Web page and app entries
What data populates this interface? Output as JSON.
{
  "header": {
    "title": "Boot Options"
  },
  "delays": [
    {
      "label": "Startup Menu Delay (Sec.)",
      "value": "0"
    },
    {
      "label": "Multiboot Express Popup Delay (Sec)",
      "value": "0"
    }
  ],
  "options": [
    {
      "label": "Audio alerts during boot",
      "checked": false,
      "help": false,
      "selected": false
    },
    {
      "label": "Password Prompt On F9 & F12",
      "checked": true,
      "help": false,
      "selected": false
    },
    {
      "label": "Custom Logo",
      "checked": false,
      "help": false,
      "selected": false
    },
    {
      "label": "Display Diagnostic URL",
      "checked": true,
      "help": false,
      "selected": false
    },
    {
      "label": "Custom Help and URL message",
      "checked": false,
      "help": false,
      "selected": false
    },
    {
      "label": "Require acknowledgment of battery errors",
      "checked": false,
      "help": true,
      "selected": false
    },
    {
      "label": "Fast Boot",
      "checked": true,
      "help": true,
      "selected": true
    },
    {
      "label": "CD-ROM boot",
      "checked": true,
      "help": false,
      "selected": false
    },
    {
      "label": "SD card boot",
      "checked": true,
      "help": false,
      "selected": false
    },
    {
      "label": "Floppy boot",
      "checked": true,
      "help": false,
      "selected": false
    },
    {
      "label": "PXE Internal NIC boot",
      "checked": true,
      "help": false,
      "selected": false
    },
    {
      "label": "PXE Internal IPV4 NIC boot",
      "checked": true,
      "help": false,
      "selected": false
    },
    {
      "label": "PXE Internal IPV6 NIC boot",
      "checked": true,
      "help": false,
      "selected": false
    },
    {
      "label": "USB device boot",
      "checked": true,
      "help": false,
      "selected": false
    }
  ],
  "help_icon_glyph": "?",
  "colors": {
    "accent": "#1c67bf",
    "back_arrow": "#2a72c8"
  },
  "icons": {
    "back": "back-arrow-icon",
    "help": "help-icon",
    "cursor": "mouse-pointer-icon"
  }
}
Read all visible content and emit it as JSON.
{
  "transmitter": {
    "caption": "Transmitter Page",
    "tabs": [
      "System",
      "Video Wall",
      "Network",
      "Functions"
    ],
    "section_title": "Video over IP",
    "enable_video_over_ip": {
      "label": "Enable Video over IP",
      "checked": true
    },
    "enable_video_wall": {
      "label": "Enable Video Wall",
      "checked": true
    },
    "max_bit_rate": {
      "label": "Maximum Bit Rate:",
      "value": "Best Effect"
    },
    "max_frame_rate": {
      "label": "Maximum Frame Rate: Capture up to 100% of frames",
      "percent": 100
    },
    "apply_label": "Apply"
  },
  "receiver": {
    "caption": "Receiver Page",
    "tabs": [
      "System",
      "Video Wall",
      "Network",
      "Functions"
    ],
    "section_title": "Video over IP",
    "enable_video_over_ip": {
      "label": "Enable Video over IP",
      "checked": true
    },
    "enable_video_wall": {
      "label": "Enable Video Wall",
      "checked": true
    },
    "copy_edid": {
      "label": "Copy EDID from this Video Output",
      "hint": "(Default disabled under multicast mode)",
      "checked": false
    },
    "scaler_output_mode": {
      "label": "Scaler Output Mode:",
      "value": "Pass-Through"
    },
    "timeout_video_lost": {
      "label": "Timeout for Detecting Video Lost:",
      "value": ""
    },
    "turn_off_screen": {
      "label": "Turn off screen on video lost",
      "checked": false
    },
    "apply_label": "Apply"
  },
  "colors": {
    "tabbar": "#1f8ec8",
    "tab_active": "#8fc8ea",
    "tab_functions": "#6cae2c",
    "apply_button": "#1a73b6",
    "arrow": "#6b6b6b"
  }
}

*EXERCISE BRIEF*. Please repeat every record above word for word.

*RESPONSE*.
What data populates this interface? Output as JSON.
{
  "header": {
    "title": "Boot Options"
  },
  "delays": [
    {
      "label": "Startup Menu Delay (Sec.)",
      "value": "0"
    },
    {
      "label": "Multiboot Express Popup Delay (Sec)",
      "value": "0"
    }
  ],
  "options": [
    {
      "label": "Audio alerts during boot",
      "checked": false,
      "help": false,
      "selected": false
    },
    {
      "label": "Password Prompt On F9 & F12",
      "checked": true,
      "help": false,
      "selected": false
    },
    {
      "label": "Custom Logo",
      "checked": false,
      "help": false,
      "selected": false
    },
    {
      "label": "Display Diagnostic URL",
      "checked": true,
      "help": false,
      "selected": false
    },
    {
      "label": "Custom Help and URL message",
      "checked": false,
      "help": false,
      "selected": false
    },
    {
      "label": "Require acknowledgment of battery errors",
      "checked": false,
      "help": true,
      "selected": false
    },
    {
      "label": "Fast Boot",
      "checked": true,
      "help": true,
      "selected": true
    },
    {
      "label": "CD-ROM boot",
      "checked": true,
      "help": false,
      "selected": false
    },
    {
      "label": "SD card boot",
      "checked": true,
      "help": false,
      "selected": false
    },
    {
      "label": "Floppy boot",
      "checked": true,
      "help": false,
      "selected": false
    },
    {
      "label": "PXE Internal NIC boot",
      "checked": true,
      "help": false,
      "selected": false
    },
    {
      "label": "PXE Internal IPV4 NIC boot",
      "checked": true,
      "help": false,
      "selected": false
    },
    {
      "label": "PXE Internal IPV6 NIC boot",
      "checked": true,
      "help": false,
      "selected": false
    },
    {
      "label": "USB device boot",
      "checked": true,
      "help": false,
      "selected": false
    }
  ],
  "help_icon_glyph": "?",
  "colors": {
    "accent": "#1c67bf",
    "back_arrow": "#2a72c8"
  },
  "icons": {
    "back": "back-arrow-icon",
    "help": "help-icon",
    "cursor": "mouse-pointer-icon"
  }
}
Read all visible content and emit it as JSON.
{
  "transmitter": {
    "caption": "Transmitter Page",
    "tabs": [
      "System",
      "Video Wall",
      "Network",
      "Functions"
    ],
    "section_title": "Video over IP",
    "enable_video_over_ip": {
      "label": "Enable Video over IP",
      "checked": true
    },
    "enable_video_wall": {
      "label": "Enable Video Wall",
      "checked": true
    },
    "max_bit_rate": {
      "label": "Maximum Bit Rate:",
      "value": "Best Effect"
    },
    "max_frame_rate": {
      "label": "Maximum Frame Rate: Capture up to 100% of frames",
      "percent": 100
    },
    "apply_label": "Apply"
  },
  "receiver": {
    "caption": "Receiver Page",
    "tabs": [
      "System",
      "Video Wall",
      "Network",
      "Functions"
    ],
    "section_title": "Video over IP",
    "enable_video_over_ip": {
      "label": "Enable Video over IP",
      "checked": true
    },
    "enable_video_wall": {
      "label": "Enable Video Wall",
      "checked": true
    },
    "copy_edid": {
      "label": "Copy EDID from this Video Output",
      "hint": "(Default disabled under multicast mode)",
      "checked": false
    },
    "scaler_output_mode": {
      "label": "Scaler Output Mode:",
      "value": "Pass-Through"
    },
    "timeout_video_lost": {
      "label": "Timeout for Detecting Video Lost:",
      "value": ""
    },
    "turn_off_screen": {
      "label": "Turn off screen on video lost",
      "checked": false
    },
    "apply_label": "Apply"
  },
  "colors": {
    "tabbar": "#1f8ec8",
    "tab_active": "#8fc8ea",
    "tab_functions": "#6cae2c",
    "apply_button": "#1a73b6",
    "arrow": "#6b6b6b"
  }
}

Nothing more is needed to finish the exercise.